# Assignment:
Your job is to copy the lines from the material that include "accepted".

# Material to process:
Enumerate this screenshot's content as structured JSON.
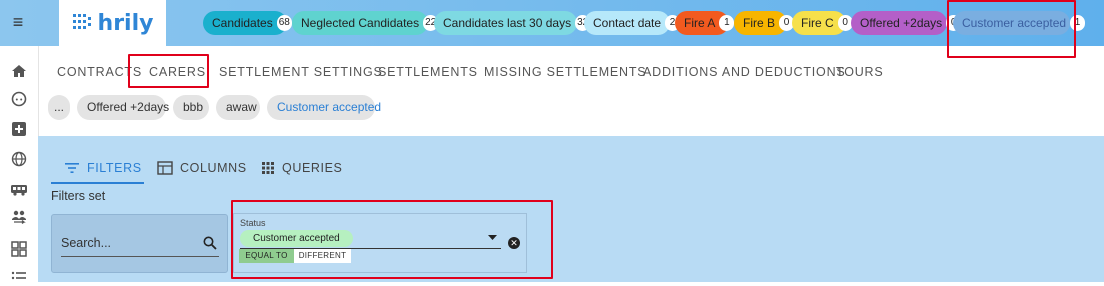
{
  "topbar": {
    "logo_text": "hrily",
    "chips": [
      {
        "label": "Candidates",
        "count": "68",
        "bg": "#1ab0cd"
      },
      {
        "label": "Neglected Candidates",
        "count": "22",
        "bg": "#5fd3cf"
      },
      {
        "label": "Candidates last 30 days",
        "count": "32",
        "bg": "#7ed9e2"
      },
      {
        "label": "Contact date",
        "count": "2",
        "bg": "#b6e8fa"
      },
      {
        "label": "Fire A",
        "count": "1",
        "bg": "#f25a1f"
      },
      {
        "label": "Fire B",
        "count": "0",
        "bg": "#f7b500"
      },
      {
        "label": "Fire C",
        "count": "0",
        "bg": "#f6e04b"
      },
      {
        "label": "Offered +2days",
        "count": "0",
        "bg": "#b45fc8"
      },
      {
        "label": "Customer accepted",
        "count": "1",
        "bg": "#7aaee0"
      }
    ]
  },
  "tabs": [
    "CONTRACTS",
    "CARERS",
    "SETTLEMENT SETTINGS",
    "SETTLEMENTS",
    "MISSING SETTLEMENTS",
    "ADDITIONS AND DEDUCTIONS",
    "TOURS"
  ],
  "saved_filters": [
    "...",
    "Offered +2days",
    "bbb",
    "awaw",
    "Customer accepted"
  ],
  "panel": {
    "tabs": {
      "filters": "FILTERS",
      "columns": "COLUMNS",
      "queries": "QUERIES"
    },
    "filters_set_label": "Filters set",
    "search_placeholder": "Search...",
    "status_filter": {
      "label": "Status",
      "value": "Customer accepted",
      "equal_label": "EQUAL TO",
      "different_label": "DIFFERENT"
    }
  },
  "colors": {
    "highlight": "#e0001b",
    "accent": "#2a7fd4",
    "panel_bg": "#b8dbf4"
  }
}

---

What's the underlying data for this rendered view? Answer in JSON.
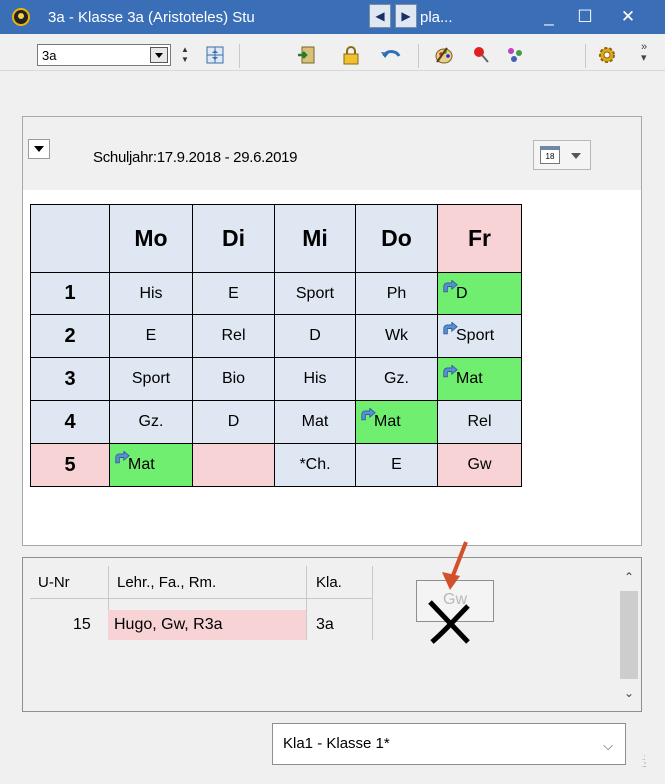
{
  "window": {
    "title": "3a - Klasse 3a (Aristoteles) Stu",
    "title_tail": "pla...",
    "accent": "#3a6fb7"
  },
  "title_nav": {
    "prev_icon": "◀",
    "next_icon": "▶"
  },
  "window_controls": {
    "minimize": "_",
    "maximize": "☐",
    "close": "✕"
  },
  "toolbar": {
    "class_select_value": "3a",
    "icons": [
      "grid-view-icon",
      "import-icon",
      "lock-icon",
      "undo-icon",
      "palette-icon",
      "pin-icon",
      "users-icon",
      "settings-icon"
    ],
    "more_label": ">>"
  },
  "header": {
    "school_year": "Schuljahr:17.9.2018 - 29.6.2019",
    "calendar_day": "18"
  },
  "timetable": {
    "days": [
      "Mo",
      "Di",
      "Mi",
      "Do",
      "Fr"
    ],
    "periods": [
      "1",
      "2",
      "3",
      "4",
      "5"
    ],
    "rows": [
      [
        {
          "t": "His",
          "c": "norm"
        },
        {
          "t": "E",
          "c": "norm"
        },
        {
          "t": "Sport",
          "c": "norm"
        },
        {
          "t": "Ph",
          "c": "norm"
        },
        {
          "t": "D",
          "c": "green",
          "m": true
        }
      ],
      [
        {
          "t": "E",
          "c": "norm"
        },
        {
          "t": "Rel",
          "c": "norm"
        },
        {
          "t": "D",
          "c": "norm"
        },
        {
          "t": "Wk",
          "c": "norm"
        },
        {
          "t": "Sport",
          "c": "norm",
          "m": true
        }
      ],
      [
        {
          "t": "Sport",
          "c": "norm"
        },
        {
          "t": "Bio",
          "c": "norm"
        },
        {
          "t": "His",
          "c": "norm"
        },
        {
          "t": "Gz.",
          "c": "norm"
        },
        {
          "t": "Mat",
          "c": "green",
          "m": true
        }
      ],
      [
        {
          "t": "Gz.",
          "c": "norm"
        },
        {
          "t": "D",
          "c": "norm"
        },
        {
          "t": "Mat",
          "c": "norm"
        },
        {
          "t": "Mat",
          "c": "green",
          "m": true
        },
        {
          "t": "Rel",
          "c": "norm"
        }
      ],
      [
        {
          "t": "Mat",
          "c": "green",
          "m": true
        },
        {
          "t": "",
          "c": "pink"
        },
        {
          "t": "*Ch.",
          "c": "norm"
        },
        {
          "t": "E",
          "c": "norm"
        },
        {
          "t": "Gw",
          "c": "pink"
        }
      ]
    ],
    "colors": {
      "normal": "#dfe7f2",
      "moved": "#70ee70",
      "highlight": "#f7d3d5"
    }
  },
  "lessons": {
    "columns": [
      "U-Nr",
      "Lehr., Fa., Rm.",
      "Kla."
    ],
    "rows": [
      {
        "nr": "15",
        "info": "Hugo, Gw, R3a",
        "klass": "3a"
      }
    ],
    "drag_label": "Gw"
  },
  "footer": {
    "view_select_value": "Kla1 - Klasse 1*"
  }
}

# Answer:
        "label": "Customer accepted",
    "Customer accepted"
      "value": "Customer accepted",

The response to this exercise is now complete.